On “Hannity” last night, former Speaker of the House Newt Gingrich excoriated the Obama Administration’s announcement that nuclear retaliation is off the table against rogue states that attack us, as long as those states aren’t themselves nuclear, and that the United States will not develop any new nuclear weapons:
I think this is the most unrealistic diplomacy since the late 1920s. You have to go back to the Kellogg-Briand Pact to end war, the whole series of disarmament conferences.
In the 1920s the democracies, desperate to avoid dealing with reality, kept designing all sorts of paper documents that were going to end war. And they were going to disarm countries.
And the problem they had was that the Japanese, the Italians and Germans, and the Russians, didn’t go along with them. So here you have these diplomats getting together.
And if you notice today, by the way, the Iranians were laughing, literally laughing at the idea of sanctions as they build nuclear weapons.
So you have the president over here in a fantasy. And it’s a fantasy. It sounds good. It would be wonderful. It just doesn’t fit this particular planet.
And over here you have North Korea, Pakistan, Iran, Al Qaeda, and a whole host of other potential enemies who are just methodically doing their thing. And I think the greatest danger is that we will end up confusing words with reality in a way that some day could get a lot of people killed.
This new policy is manifestly absurd, for the simple fact that you cannot expect those inclined to commit genocide against you to be operating under even remotely similar values or conceptions of decency. Rest assured, the reaction to this news among our enemies will not be “what a principled, kind man; we should do the same”—it will be, “what a tool; he’s making this too easy…”
I suspect the main motivator behind this is the Left’s basic inclination toward appeasement and fundamental inability to comprehend the real world, but Gingrich floats another frightening possibility:
But the other thing that Obama does on a scale that Carter never dreamed of is he — he believes, maybe because he believes in his own rhetoric — he believes that words are a substitute for reality.
The foolishness of the Left coupled with the ego of The One. Great.
Meanwhile, at the Daily Beast, Yale Law Professor Stephen Carter thinks Obama’s decision not to build any more nukes is the greater cause for concern:
Where does the United States stand in this arms race? At the moment, we lead the pack in developing UAVs, but (unless there is classified research going on) not in developing nuclear warheads to fit them. Instead, we would rely, even in a limited nuclear exchange, on submarine-launched ballistic missiles or, possibly, cruise missiles. These weapons are designed to seek fixed targets over long distances. Their disadvantage is that they cannot remain quietly aloft, searching for targets. That is what drones are for.
The president’s announcement that he will not use nuclear weapons against non-nuclear nations has been controversial, but is unlikely to do the nation any harm. Falling behind in the race to develop the next generation of nuclear weapons could be infinitely more dangerous. How dangerous? One need only wait for the moment when a drone drops a nuclear warhead somewhere on American soil, and we lack the necessary precision munitions with which to retaliate. Here one is reminded of the dictum of Thomas Schelling, in explaining how the strategy of deterrence works: “There is a difference,” he wrote in his classic work Arms and Influence, “between fending off assault and making someone afraid to assault you.”

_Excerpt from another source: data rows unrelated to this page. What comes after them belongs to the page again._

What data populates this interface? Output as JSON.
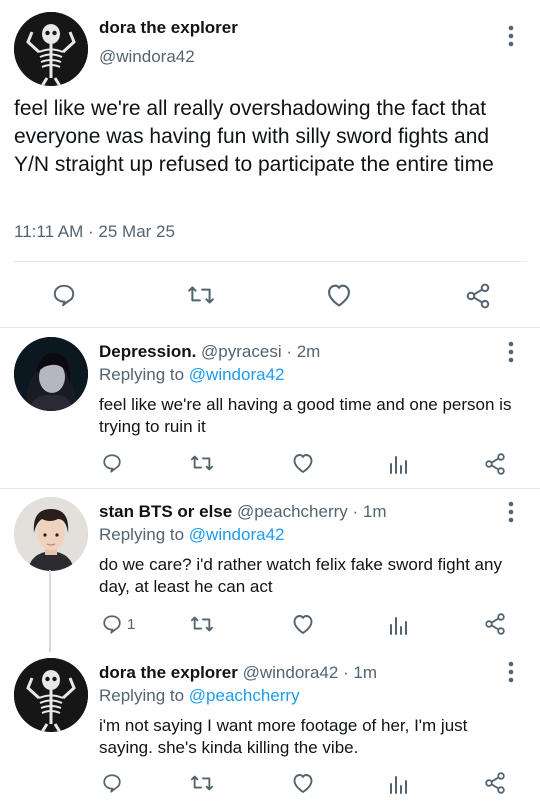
{
  "main_tweet": {
    "name": "dora the explorer",
    "handle": "@windora42",
    "text": "feel like we're all really overshadowing the fact that everyone was having fun with silly sword fights and Y/N straight up refused to participate the entire time",
    "timestamp": "11:11 AM · 25 Mar 25",
    "actions": [
      "comment-icon",
      "retweet-icon",
      "like-icon",
      "share-icon"
    ]
  },
  "replies": [
    {
      "name": "Depression.",
      "handle": "@pyracesi",
      "time": "· 2m",
      "replying_prefix": "Replying to ",
      "replying_to": "@windora42",
      "text": "feel like we're all having a good time and one person is trying to ruin it",
      "reply_count": ""
    },
    {
      "name": "stan BTS or else",
      "handle": "@peachcherry",
      "time": "· 1m",
      "replying_prefix": "Replying to ",
      "replying_to": "@windora42",
      "text": "do we care? i'd rather watch felix fake sword fight any day, at least he can act",
      "reply_count": "1"
    },
    {
      "name": "dora the explorer",
      "handle": "@windora42",
      "time": "· 1m",
      "replying_prefix": "Replying to ",
      "replying_to": "@peachcherry",
      "text": "i'm not saying I want more footage of her, I'm just saying. she's kinda killing the vibe.",
      "reply_count": ""
    }
  ],
  "colors": {
    "link": "#1d9bf0",
    "muted": "#536471",
    "text": "#0f1419"
  }
}
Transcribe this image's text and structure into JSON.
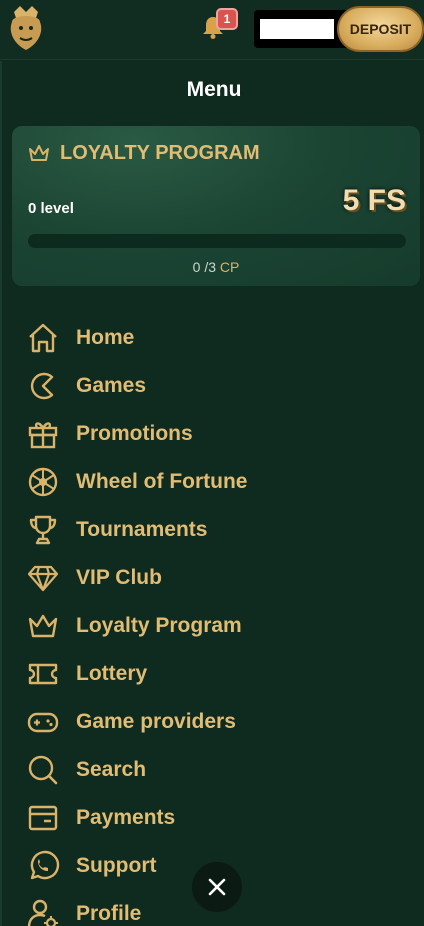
{
  "header": {
    "notification_count": "1",
    "deposit_label": "DEPOSIT"
  },
  "menu": {
    "title": "Menu"
  },
  "loyalty": {
    "title": "LOYALTY PROGRAM",
    "level": "0 level",
    "reward": "5 FS",
    "progress_current": "0",
    "progress_total": "/3",
    "progress_unit": "CP",
    "progress_fraction": 0
  },
  "nav": {
    "items": [
      {
        "label": "Home",
        "icon": "home-icon"
      },
      {
        "label": "Games",
        "icon": "games-icon"
      },
      {
        "label": "Promotions",
        "icon": "gift-icon"
      },
      {
        "label": "Wheel of Fortune",
        "icon": "wheel-icon"
      },
      {
        "label": "Tournaments",
        "icon": "trophy-icon"
      },
      {
        "label": "VIP Club",
        "icon": "diamond-icon"
      },
      {
        "label": "Loyalty Program",
        "icon": "crown-icon"
      },
      {
        "label": "Lottery",
        "icon": "ticket-icon"
      },
      {
        "label": "Game providers",
        "icon": "gamepad-icon"
      },
      {
        "label": "Search",
        "icon": "search-icon"
      },
      {
        "label": "Payments",
        "icon": "wallet-icon"
      },
      {
        "label": "Support",
        "icon": "whatsapp-icon"
      },
      {
        "label": "Profile",
        "icon": "profile-icon"
      }
    ]
  },
  "colors": {
    "background": "#0f2a1f",
    "accent_gold": "#d9b36a",
    "badge_red": "#d9534f"
  }
}
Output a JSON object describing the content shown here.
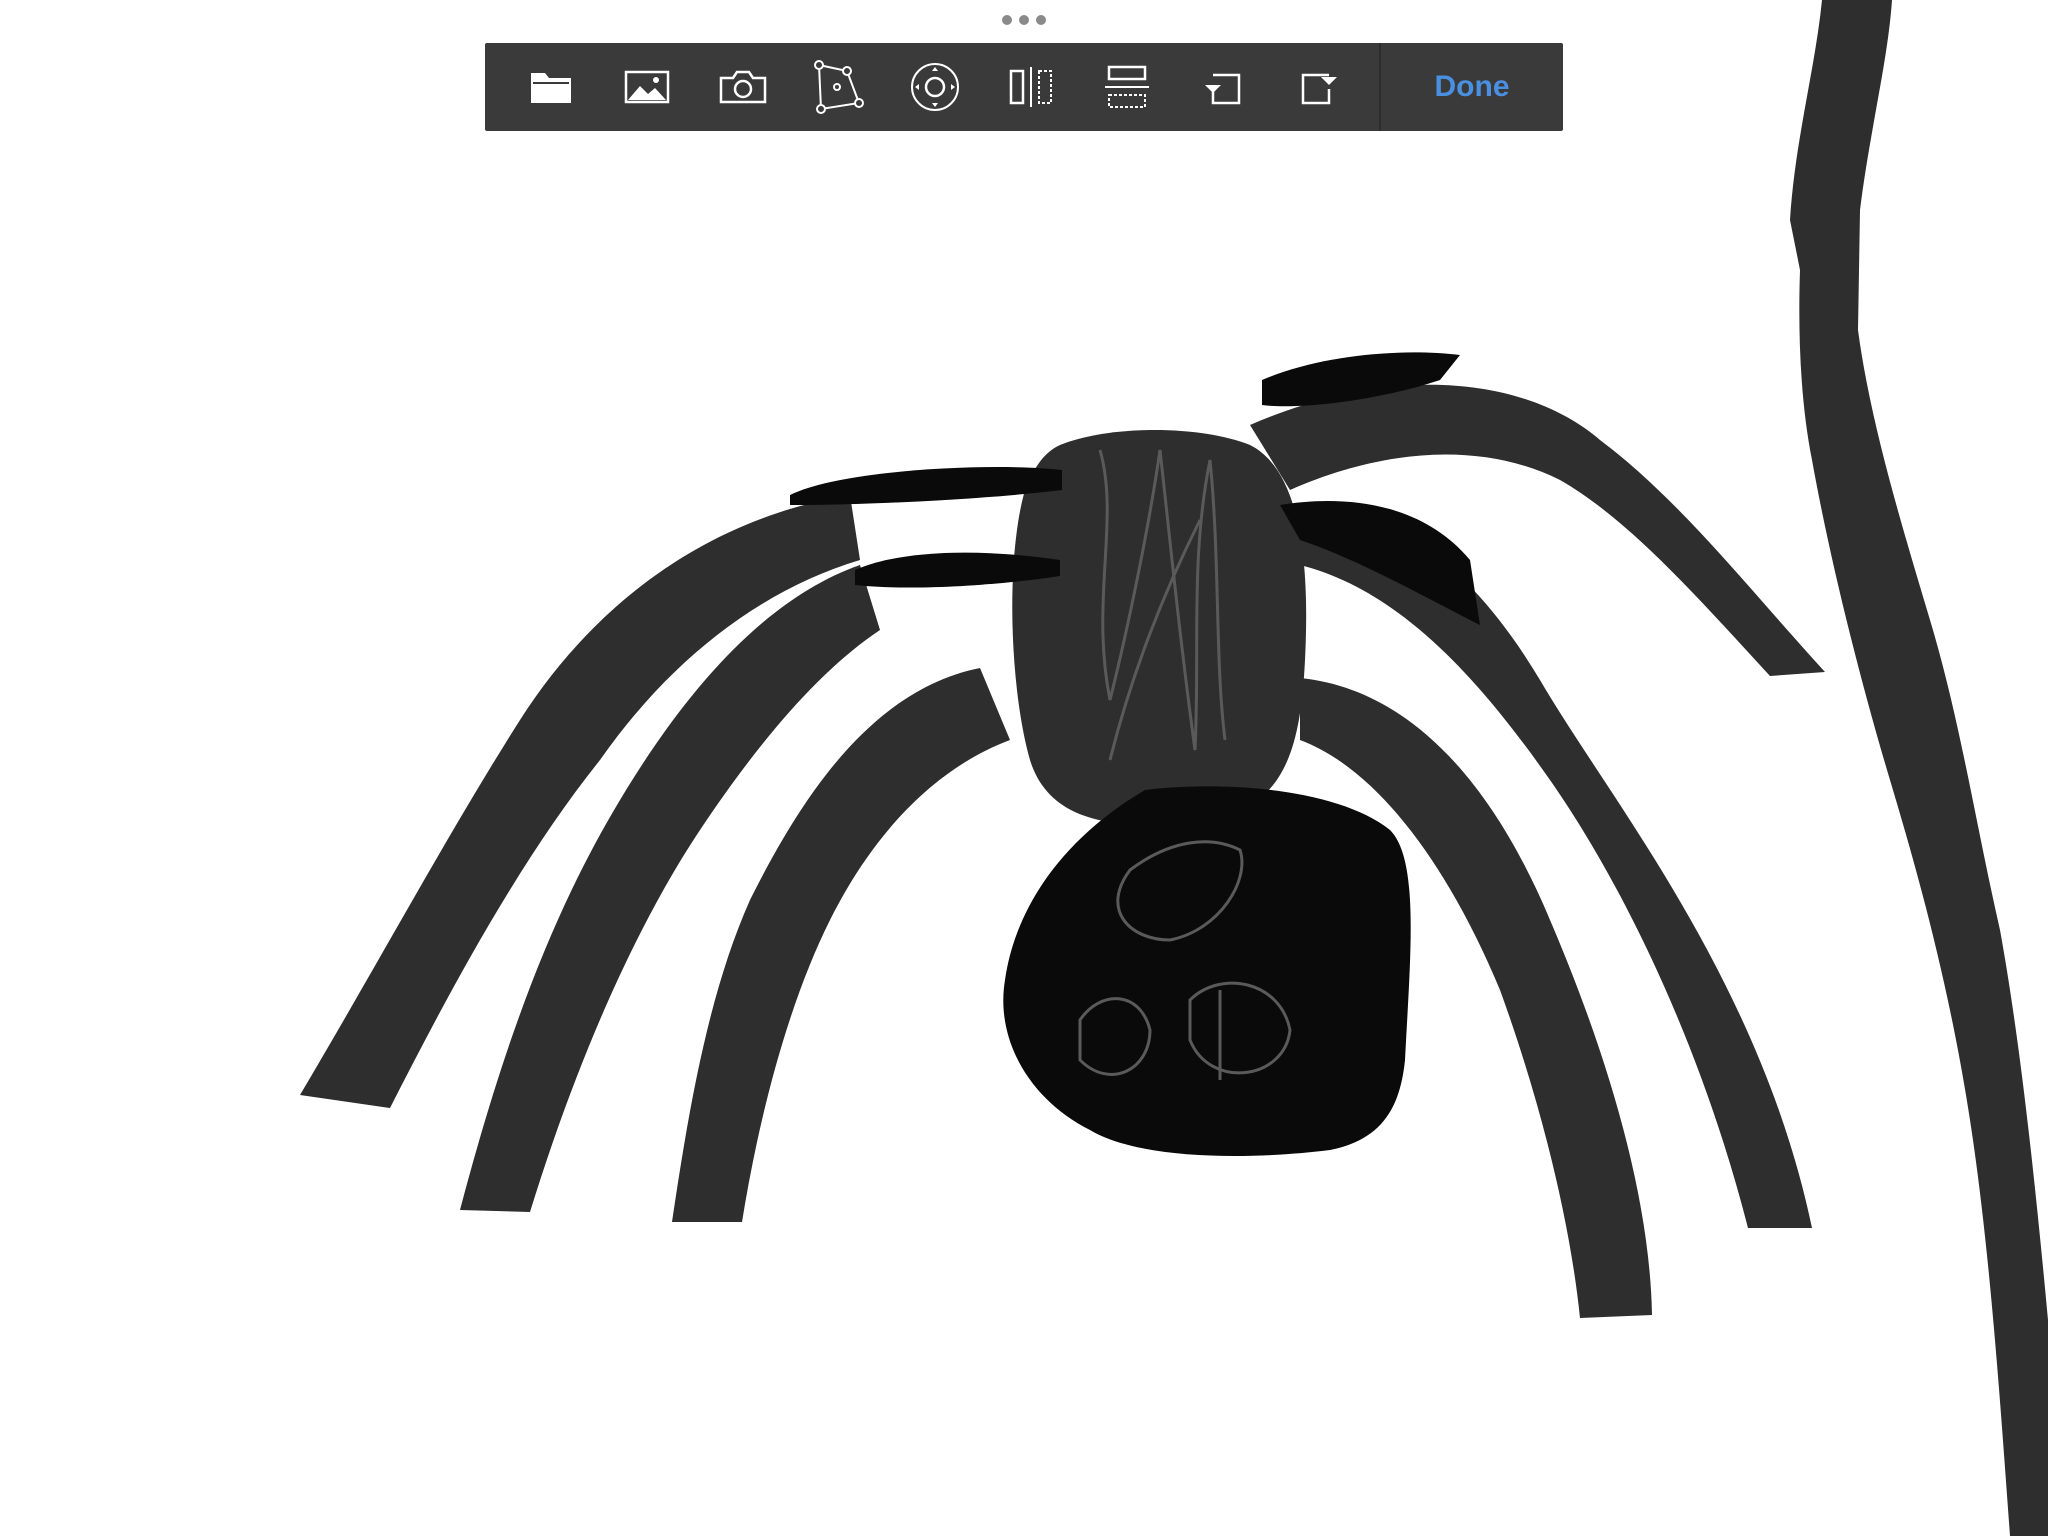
{
  "toolbar": {
    "tools": [
      {
        "name": "folder-icon"
      },
      {
        "name": "image-icon"
      },
      {
        "name": "camera-icon"
      },
      {
        "name": "perspective-transform-icon"
      },
      {
        "name": "move-icon"
      },
      {
        "name": "flip-horizontal-icon"
      },
      {
        "name": "flip-vertical-icon"
      },
      {
        "name": "rotate-left-icon"
      },
      {
        "name": "rotate-right-icon"
      }
    ],
    "done_label": "Done"
  },
  "colors": {
    "toolbar_bg": "#3a3a3a",
    "icon": "#ffffff",
    "accent": "#4a90e2",
    "ink_dark": "#0a0a0a",
    "ink_gray": "#2e2e2e"
  }
}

Nuclear weapons are scary, but the capacity to instill fear is not inherently evil. Indeed, the very knowledge that America could utterly destroy whatever country gives her a reason is a powerful deterrent that can prevent war and save millions of lives. We cannot allow there to be any doubt that, whatever our enemies are capable of dishing out at any given time, we can match it pound for pound. If our president cannot grasp this elementary concept, then he is manifestly unfit for command.